§ **Work item**
Print all the records exactly, please.

[Data supplied Boundary: Start]

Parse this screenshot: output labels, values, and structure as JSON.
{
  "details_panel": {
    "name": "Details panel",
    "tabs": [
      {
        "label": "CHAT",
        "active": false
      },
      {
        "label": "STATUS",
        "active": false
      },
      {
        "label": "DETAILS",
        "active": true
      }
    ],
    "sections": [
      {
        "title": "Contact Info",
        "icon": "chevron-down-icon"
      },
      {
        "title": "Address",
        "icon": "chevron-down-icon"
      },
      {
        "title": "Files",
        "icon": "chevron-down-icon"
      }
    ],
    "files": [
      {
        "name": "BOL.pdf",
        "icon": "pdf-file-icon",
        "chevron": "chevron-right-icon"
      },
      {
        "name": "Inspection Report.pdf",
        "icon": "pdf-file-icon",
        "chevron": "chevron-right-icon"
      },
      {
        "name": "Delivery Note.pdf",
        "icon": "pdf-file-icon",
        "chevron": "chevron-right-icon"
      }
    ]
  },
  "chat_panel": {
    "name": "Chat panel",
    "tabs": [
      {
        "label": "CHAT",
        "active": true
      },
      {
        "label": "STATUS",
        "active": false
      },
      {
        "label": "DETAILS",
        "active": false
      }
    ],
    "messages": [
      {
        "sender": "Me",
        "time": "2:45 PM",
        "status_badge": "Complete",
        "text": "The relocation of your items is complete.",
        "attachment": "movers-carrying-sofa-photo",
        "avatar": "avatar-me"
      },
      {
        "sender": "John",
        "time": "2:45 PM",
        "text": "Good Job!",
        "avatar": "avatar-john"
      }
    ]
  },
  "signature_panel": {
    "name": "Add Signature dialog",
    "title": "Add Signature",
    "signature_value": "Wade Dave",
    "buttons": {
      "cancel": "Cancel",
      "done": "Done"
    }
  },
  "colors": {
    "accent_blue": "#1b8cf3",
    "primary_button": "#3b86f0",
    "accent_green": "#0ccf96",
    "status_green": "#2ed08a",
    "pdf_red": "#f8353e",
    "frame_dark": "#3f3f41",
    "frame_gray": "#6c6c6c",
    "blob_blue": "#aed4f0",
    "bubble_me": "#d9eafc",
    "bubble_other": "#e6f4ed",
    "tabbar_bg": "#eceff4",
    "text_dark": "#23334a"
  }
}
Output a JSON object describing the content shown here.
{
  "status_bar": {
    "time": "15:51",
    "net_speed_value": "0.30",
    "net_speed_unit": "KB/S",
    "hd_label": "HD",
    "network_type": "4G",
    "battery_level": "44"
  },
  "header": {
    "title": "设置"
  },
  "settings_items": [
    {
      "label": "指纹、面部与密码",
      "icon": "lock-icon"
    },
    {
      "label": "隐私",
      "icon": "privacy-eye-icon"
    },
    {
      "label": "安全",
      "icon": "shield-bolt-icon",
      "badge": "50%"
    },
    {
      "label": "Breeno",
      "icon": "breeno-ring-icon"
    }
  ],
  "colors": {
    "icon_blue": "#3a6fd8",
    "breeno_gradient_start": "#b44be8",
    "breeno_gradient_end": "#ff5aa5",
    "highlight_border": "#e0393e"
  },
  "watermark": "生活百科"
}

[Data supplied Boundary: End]

§ **Output of the exercise**
Parse this screenshot: output labels, values, and structure as JSON.
{
  "details_panel": {
    "name": "Details panel",
    "tabs": [
      {
        "label": "CHAT",
        "active": false
      },
      {
        "label": "STATUS",
        "active": false
      },
      {
        "label": "DETAILS",
        "active": true
      }
    ],
    "sections": [
      {
        "title": "Contact Info",
        "icon": "chevron-down-icon"
      },
      {
        "title": "Address",
        "icon": "chevron-down-icon"
      },
      {
        "title": "Files",
        "icon": "chevron-down-icon"
      }
    ],
    "files": [
      {
        "name": "BOL.pdf",
        "icon": "pdf-file-icon",
        "chevron": "chevron-right-icon"
      },
      {
        "name": "Inspection Report.pdf",
        "icon": "pdf-file-icon",
        "chevron": "chevron-right-icon"
      },
      {
        "name": "Delivery Note.pdf",
        "icon": "pdf-file-icon",
        "chevron": "chevron-right-icon"
      }
    ]
  },
  "chat_panel": {
    "name": "Chat panel",
    "tabs": [
      {
        "label": "CHAT",
        "active": true
      },
      {
        "label": "STATUS",
        "active": false
      },
      {
        "label": "DETAILS",
        "active": false
      }
    ],
    "messages": [
      {
        "sender": "Me",
        "time": "2:45 PM",
        "status_badge": "Complete",
        "text": "The relocation of your items is complete.",
        "attachment": "movers-carrying-sofa-photo",
        "avatar": "avatar-me"
      },
      {
        "sender": "John",
        "time": "2:45 PM",
        "text": "Good Job!",
        "avatar": "avatar-john"
      }
    ]
  },
  "signature_panel": {
    "name": "Add Signature dialog",
    "title": "Add Signature",
    "signature_value": "Wade Dave",
    "buttons": {
      "cancel": "Cancel",
      "done": "Done"
    }
  },
  "colors": {
    "accent_blue": "#1b8cf3",
    "primary_button": "#3b86f0",
    "accent_green": "#0ccf96",
    "status_green": "#2ed08a",
    "pdf_red": "#f8353e",
    "frame_dark": "#3f3f41",
    "frame_gray": "#6c6c6c",
    "blob_blue": "#aed4f0",
    "bubble_me": "#d9eafc",
    "bubble_other": "#e6f4ed",
    "tabbar_bg": "#eceff4",
    "text_dark": "#23334a"
  }
}
Output a JSON object describing the content shown here.
{
  "status_bar": {
    "time": "15:51",
    "net_speed_value": "0.30",
    "net_speed_unit": "KB/S",
    "hd_label": "HD",
    "network_type": "4G",
    "battery_level": "44"
  },
  "header": {
    "title": "设置"
  },
  "settings_items": [
    {
      "label": "指纹、面部与密码",
      "icon": "lock-icon"
    },
    {
      "label": "隐私",
      "icon": "privacy-eye-icon"
    },
    {
      "label": "安全",
      "icon": "shield-bolt-icon",
      "badge": "50%"
    },
    {
      "label": "Breeno",
      "icon": "breeno-ring-icon"
    }
  ],
  "colors": {
    "icon_blue": "#3a6fd8",
    "breeno_gradient_start": "#b44be8",
    "breeno_gradient_end": "#ff5aa5",
    "highlight_border": "#e0393e"
  },
  "watermark": "生活百科"
}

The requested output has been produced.